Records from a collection
----
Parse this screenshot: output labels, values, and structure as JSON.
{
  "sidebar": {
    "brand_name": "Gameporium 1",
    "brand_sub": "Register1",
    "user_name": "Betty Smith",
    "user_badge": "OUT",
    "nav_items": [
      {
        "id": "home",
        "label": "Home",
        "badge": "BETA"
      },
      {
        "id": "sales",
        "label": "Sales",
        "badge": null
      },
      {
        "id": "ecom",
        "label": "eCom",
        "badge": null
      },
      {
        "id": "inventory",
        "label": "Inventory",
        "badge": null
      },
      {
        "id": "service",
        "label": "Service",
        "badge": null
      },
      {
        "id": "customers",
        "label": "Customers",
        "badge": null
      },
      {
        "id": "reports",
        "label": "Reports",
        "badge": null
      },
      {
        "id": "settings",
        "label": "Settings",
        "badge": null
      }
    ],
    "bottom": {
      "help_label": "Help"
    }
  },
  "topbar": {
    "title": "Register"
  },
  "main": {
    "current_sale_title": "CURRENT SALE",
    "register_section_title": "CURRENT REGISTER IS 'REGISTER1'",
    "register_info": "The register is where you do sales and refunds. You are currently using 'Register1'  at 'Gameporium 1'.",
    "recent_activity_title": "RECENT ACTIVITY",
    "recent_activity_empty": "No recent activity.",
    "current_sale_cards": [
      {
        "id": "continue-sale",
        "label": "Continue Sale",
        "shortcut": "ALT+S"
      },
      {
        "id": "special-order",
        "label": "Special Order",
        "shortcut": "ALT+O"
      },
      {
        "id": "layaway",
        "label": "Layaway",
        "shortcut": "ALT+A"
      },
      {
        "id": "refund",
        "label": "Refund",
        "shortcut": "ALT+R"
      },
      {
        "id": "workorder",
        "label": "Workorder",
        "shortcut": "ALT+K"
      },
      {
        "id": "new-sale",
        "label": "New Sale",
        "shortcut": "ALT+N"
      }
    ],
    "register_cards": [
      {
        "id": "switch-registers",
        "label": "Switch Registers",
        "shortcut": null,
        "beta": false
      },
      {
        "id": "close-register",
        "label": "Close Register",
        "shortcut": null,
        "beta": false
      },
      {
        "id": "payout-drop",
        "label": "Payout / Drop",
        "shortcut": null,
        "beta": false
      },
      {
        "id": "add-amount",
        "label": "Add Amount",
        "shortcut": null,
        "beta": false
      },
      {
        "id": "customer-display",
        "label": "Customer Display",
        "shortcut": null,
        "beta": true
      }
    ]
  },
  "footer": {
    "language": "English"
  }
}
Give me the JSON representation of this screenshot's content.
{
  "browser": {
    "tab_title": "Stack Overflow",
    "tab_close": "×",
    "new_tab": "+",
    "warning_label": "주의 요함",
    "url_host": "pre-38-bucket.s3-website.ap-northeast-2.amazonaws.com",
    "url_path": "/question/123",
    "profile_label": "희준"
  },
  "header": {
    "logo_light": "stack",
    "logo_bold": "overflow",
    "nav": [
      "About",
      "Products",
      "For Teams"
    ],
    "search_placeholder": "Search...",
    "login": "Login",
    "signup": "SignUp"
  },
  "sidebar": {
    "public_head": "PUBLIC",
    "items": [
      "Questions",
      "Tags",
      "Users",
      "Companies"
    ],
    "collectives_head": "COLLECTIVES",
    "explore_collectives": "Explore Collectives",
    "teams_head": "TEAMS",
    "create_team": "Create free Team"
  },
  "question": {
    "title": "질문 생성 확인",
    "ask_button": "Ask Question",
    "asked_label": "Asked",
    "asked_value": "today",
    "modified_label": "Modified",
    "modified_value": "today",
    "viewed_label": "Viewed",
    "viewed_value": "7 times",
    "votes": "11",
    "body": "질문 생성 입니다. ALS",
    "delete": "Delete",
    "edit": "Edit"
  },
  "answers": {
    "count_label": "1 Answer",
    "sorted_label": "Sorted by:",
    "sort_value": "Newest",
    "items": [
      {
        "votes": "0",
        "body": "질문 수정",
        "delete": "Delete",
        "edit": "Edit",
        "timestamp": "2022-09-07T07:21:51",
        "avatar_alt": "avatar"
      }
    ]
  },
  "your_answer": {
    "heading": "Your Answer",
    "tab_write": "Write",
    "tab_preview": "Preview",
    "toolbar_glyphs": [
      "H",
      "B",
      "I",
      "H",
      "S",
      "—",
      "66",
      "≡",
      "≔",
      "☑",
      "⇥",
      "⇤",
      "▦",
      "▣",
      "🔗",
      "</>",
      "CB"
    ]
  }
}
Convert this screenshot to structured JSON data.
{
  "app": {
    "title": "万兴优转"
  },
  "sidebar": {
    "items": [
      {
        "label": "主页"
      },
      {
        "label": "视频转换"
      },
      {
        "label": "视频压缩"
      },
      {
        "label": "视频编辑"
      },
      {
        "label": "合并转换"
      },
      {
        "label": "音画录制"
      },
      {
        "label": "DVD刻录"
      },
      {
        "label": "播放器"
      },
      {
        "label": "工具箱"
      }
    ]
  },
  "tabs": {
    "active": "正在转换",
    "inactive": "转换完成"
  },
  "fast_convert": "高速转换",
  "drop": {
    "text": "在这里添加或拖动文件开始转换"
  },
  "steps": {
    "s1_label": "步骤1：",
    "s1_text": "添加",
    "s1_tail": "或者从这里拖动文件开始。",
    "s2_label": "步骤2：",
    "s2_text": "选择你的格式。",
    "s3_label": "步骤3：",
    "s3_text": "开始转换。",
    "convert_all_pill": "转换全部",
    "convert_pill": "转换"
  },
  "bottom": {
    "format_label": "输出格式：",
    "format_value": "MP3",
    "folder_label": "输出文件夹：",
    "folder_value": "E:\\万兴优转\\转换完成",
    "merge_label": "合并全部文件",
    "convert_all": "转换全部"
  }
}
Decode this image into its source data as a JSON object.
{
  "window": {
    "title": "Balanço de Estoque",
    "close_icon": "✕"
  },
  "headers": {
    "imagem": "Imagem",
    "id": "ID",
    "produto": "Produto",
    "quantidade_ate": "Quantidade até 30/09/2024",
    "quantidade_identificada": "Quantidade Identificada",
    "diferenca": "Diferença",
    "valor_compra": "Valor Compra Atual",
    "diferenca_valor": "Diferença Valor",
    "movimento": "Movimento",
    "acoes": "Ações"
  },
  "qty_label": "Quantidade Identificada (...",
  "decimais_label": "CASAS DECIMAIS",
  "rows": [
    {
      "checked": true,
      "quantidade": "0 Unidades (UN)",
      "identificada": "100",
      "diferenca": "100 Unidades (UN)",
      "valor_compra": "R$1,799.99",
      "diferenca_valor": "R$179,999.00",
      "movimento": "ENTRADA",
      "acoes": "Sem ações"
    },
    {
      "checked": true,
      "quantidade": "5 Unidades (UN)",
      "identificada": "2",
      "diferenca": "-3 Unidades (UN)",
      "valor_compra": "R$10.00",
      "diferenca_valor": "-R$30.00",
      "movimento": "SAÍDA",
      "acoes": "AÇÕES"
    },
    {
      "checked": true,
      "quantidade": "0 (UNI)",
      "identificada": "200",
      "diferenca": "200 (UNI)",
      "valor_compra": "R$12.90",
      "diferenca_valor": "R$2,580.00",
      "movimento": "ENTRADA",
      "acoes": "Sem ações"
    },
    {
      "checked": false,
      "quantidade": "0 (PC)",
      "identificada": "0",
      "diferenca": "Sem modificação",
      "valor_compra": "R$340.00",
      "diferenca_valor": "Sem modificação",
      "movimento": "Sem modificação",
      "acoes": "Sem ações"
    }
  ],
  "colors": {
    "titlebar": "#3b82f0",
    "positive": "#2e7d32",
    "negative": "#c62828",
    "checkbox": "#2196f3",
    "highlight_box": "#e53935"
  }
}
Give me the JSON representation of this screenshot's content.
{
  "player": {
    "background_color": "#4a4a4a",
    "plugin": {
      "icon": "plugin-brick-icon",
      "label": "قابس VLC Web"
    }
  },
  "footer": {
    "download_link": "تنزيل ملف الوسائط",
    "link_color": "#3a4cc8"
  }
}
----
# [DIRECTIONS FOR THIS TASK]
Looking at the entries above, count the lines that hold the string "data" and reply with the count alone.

# [ANSWER TO THE PROBLEM]
2